Glycemic Load

Glycemic Index Limits

The glycemic index of a food is a difficult parameter to establish, as it is influenced by many factors, we see the main ones:

  • technological manipulation of food: the more an industrial product is processed and the greater its glycemic index.
    For example, the various pasta shapes have different glycemic indexes.
  • Cooking mode and degree: the glycemic index of the food increases with time and cooking temperature; for this reason it is greater in heated foods than in fresh ones.
  • Variety and degree of ripeness: the glycemic index of fruit and vegetables increases with the maturation of the vegetable; this parameter is also influenced by the geographical area of ​​production and the respective characteristics of the climate and the cultivation soil.
  • Amount of fats, proteins and fiber present in the food: by increasing digestion times, these food substances negatively modulate the insulin response.

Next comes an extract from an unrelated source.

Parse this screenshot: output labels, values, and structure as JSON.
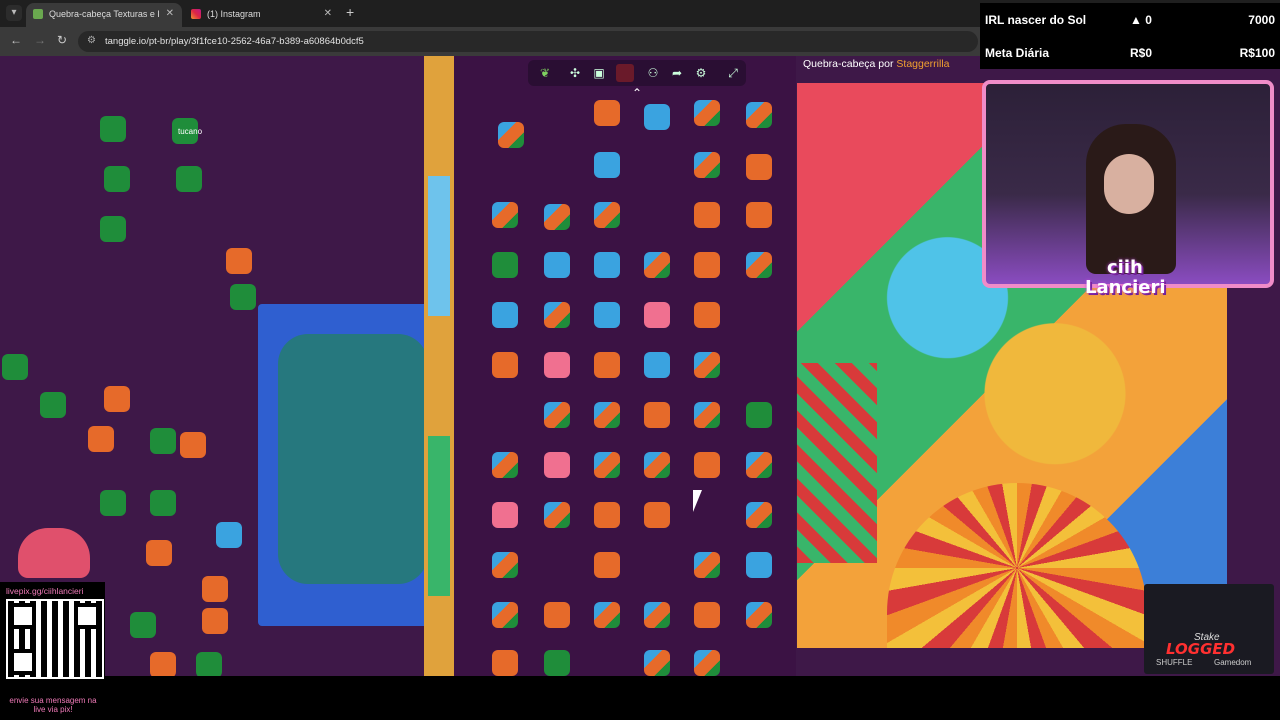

Furthermore, it should be borne in mind that the glycemic index is, in certain aspects, a misleading parameter, in fact:

despite having the same glycemic index, apricots are not like spaghetti!

This somewhat provocative phrase serves to introduce an extremely important concept. In fact, although the glycemic index is the same, to increase the blood sugar level by a similar value it is necessary to introduce a quantity of apricots seven times higher than that of spaghetti. In fact, in apricots, the percentage of carbohydrates is particularly low, especially when compared to that contained in pasta.

It's still:

30 grams of pasta (IG = 60) determine a higher insulin release compared to 10 grams of glucose (IG = 100).

Therefore, basing one's food choices on the glycemic index alone makes no sense.

What is Glycemic Load

For this reason it is very important to consider a parameter, called glycemic load (CG), which also takes into account the quantity of carbohydrates present in the food. This criterion is expressed by the following formula:

GLYCEMIC LOAD = (Glycemic Index xg carbohydrates) / 100

Between the glycemic index and the glycemic load there is a relationship analogous to that between the specific weight and the weight of a material.

Let's look at an example: the specific weight of iron is without a shadow of doubt higher than that of cotto. Despite this, the impact on the foot of a brick fallen from above is less painful than that caused by a bolt that hits the foot falling from the same height.

Food tips

Even if there are limits, the evaluation of the index and glycemic load of food can be useful in various cases:

a diabetic, in fact, must favor low GI foods, in order to avoid excessive increases in blood glucose concentration. However, in order for the desired effect to occur, it is also important to contain the overall glycemic load of the meal.

Consuming low-index foods and glycemic load is also important for controlling hunger, appetite and body weight. In fact, when an excess of foods with a high glycemic index is introduced, the massive insulin response causes a rapid passage of glucose from the blood to the tissues. Thus a transient hypoglycemia is established which, picked up by the hypothalamic center of hunger, pushes the individual in search of food, with the aim of bringing the glycemic values ​​back to normal. Thus we enter a very dangerous vicious circle, which favors the increase in body weight, with extremely negative psychophysical repercussions.

After physical exercise, high and medium glycemic index foods are preferable, since this promotes insulin secretion. In such situations this hormone has particularly important functions, since it promotes recovery, restoring glycogen stores and favoring the entry of various nutrients (glucose, amino acids and fatty acids) into the cells.